Government Victim compensation programs have immense impact on victims (or their families), as well as on air carriers. Victims usually have a sense of belonging when they receive compensation from the government. Victims’ unfortunate situations are ameliorated when government compensates them as this implies additional compensation to that which is mandatory of air carriers.  Air carriers on their part are relieved to some extent as it has been revealed that where compensation is made an alternative to litigation against air carriers, many victims would rather receive government compensation than to opt for litigation.

While it is the duty of states to protect their subjects, the international law regime does not make states (who are victims themselves) liable to victims of terrorist attacks. Making states liable to air passengers for aircraft hijacking will go against the privity of contract. Also, liability usually flows from a duty, and that of air carriers stems from the common law duty of the air carrier to use the highest degree of care in protecting its passengers from injury. As states are only duty bound to provide oversight functions to air carriers by ensuring compliance to ICAO’s Standards and Recommended Practices (SARPs), they cannot therefore be liable for the protection of passengers.
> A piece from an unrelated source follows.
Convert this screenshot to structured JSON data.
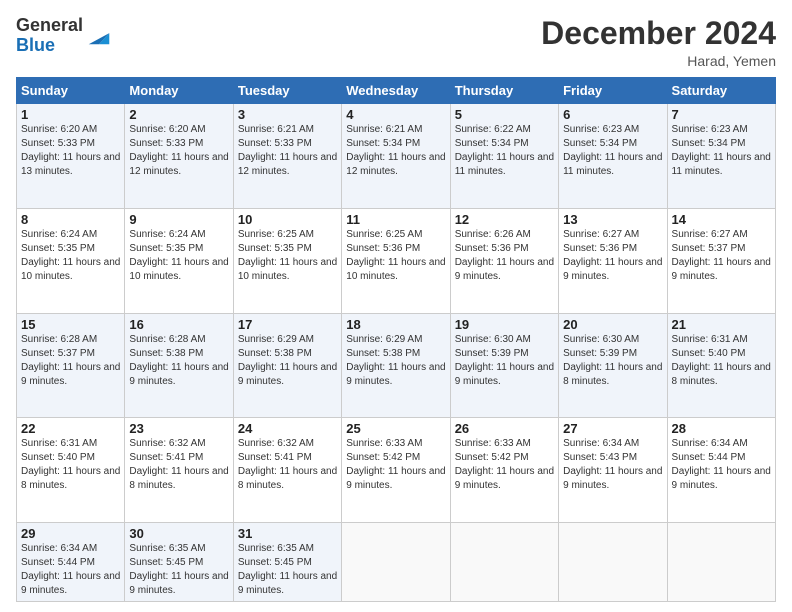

So, while states in most cases assume responsibility to compensate victims in situations of terrorist attacks on aircraft such as hijacking, the liability for the bodily injury or death is still on the air carriers, and government, unless it is vicariously liable, can at best, only offer assistance on indemnity.


  1. Roberta L. Wilensky, “Flying the Unfriendly Skies: The Liability of Airlines under the Warsaw Convention for Injuries Due to Terrorism” (1987) 8 Nw. J. Int’l L. & Bus.

  1. Paul Stephen Dempsey, “Accidents & Injuries in Air Law: The Clash of the Titans” (2009) Annals of Air & Space Law, Vol. XXXIV Institute of Air & Space Law, Mcgill University
  2. Ruwantissa Abeyratne, Aviation Security Law (Germany: Springer Science & Business Media, 2010) p. 40

  1. Kimberley N. Trapp, State Responsibility for International Terrorism (New York: OUP, 2011)

  1. P. Heaton,  I. Waggoner,  J. Morikawa, “Victim Compensation Funds and Tort Litigation Following Incidents of Mass Violence” (2015) Buffalo Law Review Vol. 63 P. 1264
  2. Hadfield, Gillian K., “Framing the Choice between Cash and the Courthouse: Experiences with the 9/11 Victim Compensation Fund” (2008) Law and Society Review vol. 42, issue 3, USC CLEO Research Paper No. C08-8; USC Law Legal Studies Paper No. 08-9.
  3. Convention on Offences and Certain Other Acts Committed on Board Aircraft 1963 (Tokyo Convention);
  4. Hague Convention for the Suppression of Unlawful Seizure of aircraft 1970

  1. Montreal Convention for the Suppression of Unlawful Acts against the Safety of Civil Aviation 1971

  1. Convention for the Unification of Certain Rules Relating to International Carriage by Air, signed at Warsaw on 12 October 1929 (Warsaw convention)

  1. Convention for the Unification of Certain Rules for International Carriage by Air signed in Montreal, 28 May 1999. (Montreal Convention)


  1. Convention on the Compensation for Victims of Violent Crimes 1983

  1. EU Council Directive 2004/80/EC of 29 April 2004
  2. Victim of Crime Act of 1984 42 U.S. C.A. S 10601
  3. “War Risk Exclusions” presented by IATA at ICAO Assembly 35th session. A35-WP/97, LE/8,17/08/04

  1. “EgyptAir: Crashed flight MS804 ‘not seen to swerve” BBC News 24 May 2016
  2. Husserl v. Swiss Air Transport Company, Ltd 351 F. Supp. 702 (1972)

  1. Evangelinos v. Trans World Airlines, Inc 550 F.2d 152 (3d Cir. 1977)

  1. Krystal v. British Overseas Airways Corp. 403 F. Supp. 1322.

  1. National Association of Crime Victim Compensation Boards, “Crime Victim Compensation: An Overview”
  2. U.S. Congressional Research Service. The Crime Victims Fund: Federal Support for Victims of Crime (R42672; Oct 27, 2015), by Lisa N. Sacco,  P. 13
  3. US Department of Justice, Attorney General Announces $8.3Million to support Victims of Boston Marathon Bombings  January 13, 2014
  4. Victim Support Fund, Victims Support Fund Committee visits President Muhammadu Buhari August 10, 2015.
  5. Directory of International Crime Victim Compensation Programs 2004 – 2005.

This note was contributed by Adejoke O. Adediran; Research Fellow at the Nigerian Institute of Advanced Studies, Abuja. Email –